Locals are working hard to revitalise their town and address the social issues such as school attendance, and once there, improving attention spans by ensuring all children have a good breakfast. There is also an entertainment and talent show programme. The hub for social activity is the golf club on a Friday night, where the meat raffle is popular. “You are no one if you don’t go there on a Friday night,” says Wayne, who goes on to tell us the story of a teacher speaking of a famous entertainer to his young pupil. “Oh yeah?” says the kid, interested. “Does he come to the golf club . . . ?”
Wilcannia is so desperate for water that the residents are down to drinking bore water. We restrict ourselves to only using the public toilet at the council park, both on the outward and return journeys. We don’t wish to convey to anyone that we are wasting water on flushing toilets. There is a little gecko in the metal washbasin.
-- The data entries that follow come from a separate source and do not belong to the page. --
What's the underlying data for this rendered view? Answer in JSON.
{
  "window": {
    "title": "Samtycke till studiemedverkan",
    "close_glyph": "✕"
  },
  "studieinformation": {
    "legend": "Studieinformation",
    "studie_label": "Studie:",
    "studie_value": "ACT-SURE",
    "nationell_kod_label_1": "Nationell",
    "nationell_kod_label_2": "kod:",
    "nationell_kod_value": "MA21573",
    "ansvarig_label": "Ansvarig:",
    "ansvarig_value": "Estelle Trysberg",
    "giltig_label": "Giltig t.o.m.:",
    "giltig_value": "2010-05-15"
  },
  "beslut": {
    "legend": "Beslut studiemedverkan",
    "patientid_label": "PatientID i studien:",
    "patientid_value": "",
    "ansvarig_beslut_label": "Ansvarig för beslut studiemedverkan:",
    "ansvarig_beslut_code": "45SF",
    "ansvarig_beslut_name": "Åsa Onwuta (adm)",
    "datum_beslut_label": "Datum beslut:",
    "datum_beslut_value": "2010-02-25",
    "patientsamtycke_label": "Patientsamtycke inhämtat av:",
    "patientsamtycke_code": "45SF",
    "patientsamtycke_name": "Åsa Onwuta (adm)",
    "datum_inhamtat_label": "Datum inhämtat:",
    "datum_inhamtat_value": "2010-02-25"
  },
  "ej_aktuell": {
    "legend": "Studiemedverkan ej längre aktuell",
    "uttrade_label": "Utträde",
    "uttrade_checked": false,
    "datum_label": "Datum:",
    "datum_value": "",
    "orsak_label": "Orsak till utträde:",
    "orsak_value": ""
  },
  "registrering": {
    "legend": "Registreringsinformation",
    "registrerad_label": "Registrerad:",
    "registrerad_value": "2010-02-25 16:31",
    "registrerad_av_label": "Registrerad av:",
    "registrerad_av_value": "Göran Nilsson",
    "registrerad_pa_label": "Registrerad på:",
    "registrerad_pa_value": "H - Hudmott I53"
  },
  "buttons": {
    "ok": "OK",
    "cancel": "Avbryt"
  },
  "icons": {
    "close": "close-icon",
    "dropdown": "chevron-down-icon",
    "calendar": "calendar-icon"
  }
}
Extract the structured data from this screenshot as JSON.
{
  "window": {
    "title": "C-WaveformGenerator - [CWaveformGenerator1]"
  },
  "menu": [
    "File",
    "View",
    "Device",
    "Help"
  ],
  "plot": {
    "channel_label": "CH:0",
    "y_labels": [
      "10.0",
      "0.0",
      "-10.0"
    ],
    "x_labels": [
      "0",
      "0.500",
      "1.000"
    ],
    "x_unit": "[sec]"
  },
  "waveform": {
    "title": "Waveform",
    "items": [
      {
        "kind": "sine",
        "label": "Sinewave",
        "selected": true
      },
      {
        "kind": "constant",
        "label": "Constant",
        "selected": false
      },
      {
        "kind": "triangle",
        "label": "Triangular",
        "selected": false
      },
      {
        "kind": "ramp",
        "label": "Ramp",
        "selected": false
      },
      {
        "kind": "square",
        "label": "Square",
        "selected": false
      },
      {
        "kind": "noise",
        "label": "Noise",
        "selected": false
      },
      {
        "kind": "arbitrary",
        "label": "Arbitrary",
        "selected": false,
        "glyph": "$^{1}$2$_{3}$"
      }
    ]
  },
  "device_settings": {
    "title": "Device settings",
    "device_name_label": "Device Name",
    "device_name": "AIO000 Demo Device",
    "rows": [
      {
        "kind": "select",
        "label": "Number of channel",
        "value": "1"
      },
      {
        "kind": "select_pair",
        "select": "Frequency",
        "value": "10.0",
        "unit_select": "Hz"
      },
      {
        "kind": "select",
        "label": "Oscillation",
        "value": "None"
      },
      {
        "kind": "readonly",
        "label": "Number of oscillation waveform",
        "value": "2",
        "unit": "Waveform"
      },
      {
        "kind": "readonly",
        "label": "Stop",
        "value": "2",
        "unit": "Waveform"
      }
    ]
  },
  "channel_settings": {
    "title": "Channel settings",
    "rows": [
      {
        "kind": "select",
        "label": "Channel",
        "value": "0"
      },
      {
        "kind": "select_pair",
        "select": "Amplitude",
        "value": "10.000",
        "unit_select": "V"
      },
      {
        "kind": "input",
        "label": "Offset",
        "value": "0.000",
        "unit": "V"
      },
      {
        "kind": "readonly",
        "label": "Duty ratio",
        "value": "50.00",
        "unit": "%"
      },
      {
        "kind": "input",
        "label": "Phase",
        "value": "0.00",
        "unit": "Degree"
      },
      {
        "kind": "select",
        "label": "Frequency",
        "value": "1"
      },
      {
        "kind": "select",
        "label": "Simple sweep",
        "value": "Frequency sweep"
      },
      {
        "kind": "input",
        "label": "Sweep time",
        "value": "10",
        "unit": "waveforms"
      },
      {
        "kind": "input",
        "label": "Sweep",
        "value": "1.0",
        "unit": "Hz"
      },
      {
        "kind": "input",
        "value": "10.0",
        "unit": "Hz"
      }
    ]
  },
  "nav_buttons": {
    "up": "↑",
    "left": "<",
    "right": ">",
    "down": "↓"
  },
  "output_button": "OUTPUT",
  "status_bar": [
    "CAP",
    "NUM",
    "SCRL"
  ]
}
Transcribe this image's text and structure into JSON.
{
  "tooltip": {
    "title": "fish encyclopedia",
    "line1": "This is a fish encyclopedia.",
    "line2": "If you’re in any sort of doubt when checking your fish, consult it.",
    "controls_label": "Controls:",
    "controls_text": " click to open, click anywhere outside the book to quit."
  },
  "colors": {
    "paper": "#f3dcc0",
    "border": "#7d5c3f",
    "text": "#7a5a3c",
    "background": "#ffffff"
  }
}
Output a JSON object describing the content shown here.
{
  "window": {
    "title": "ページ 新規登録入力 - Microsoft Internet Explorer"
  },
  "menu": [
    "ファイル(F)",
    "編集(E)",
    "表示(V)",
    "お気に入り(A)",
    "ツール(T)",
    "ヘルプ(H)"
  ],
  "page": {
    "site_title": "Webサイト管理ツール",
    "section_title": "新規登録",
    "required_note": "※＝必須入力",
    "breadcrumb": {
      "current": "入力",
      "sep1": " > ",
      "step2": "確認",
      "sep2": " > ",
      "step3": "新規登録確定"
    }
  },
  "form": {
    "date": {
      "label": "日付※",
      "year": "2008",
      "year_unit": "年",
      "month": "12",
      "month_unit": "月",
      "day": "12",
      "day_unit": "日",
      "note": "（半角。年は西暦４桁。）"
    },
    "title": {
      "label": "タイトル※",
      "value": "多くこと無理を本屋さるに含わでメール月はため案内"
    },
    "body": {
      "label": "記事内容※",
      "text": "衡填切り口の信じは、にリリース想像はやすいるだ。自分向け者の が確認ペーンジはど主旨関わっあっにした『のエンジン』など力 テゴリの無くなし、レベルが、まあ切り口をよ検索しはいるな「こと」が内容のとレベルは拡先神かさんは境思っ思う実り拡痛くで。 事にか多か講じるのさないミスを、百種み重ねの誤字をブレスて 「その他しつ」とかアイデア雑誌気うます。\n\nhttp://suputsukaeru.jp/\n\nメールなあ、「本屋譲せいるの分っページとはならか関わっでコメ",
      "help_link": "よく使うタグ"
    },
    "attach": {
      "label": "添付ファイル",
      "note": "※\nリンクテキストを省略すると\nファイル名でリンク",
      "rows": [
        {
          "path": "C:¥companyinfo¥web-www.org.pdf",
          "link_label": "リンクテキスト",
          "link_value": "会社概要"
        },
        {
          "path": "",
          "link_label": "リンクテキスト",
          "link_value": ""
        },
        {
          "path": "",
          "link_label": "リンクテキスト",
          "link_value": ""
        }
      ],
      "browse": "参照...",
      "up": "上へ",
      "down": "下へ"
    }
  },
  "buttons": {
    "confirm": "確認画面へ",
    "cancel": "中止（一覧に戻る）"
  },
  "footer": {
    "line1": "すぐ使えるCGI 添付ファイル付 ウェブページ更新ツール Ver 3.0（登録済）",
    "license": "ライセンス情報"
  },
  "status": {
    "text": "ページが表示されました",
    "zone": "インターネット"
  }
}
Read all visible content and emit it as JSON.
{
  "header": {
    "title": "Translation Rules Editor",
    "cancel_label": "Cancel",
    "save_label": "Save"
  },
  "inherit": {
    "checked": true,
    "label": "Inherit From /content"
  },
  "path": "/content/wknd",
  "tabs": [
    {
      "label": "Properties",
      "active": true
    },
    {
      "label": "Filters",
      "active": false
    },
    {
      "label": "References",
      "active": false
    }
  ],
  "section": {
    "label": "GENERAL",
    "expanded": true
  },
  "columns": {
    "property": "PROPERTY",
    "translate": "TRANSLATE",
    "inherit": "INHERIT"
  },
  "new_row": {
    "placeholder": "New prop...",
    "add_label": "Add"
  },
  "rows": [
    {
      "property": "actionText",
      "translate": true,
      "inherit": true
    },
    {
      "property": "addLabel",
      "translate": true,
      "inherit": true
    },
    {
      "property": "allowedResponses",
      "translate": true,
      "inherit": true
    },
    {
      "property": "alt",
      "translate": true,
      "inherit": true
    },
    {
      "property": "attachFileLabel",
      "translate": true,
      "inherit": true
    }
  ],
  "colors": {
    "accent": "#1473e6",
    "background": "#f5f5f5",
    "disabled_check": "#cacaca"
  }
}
He must have crawled in chasing a drip from the tap. After several visits, we decide he is stuck in there as his feet can’t get suction on the slippery metal. He hissed at me the first time I saw him, stuck his tail in the air and showed me what it looked like down his throat. It quite startled me and now I am too much of a wimp to handle him, so fashion a cradle out of a couple of sticks. All was going well until he slipped out of the cradle and fell to the floor. I think he survived though. I hope so. The last time I saw him he was in the corner of the shed, backed into a position to hiss at me some more. He looked a bit groggy though. And he does only have a little throat, to be honest.
Someone who didn’t survive his time in the outback was the blacksmith Tommy Lee. The story goes that back in 1886, Tommy came back “home” to Wilcannia on the stagecoach. The coach stopped out of town, to rest or water the horses, and Tommy sat down under a tree. He was depressed about the lack of work and his dim prospects for the future. When it came time to board the coach, Tommy didn’t answer the call. He had taken his own life. It is just too sad. His story struck a chord with the landowner however. He has erected a rough fence around his resting site, and erectec a remembrance stone, and in a simple metal letterbox, has placed a laminated copy of his death certificate. So that all who pass here will stop for a while, and think of the blacksmith Tommy Lee.
I didn’t mean to leave this post on such a sombre note, and we haven’t even got to White Cliffs yet. Heck! We haven’t even stopped for lunch yet. But if I go on this post will be much too long, so I will just have to leave you in suspense for the next episode in our outback adventure.
But just before we left that place, we wandered off to a watering hole, where at first the cattle huddled in the shade of a lone tree, not sure why we were there . . . but they spotted some friends on the other side, and ultimately, they popped over to share a chat . . . and a “nice” cup of tea perhaps?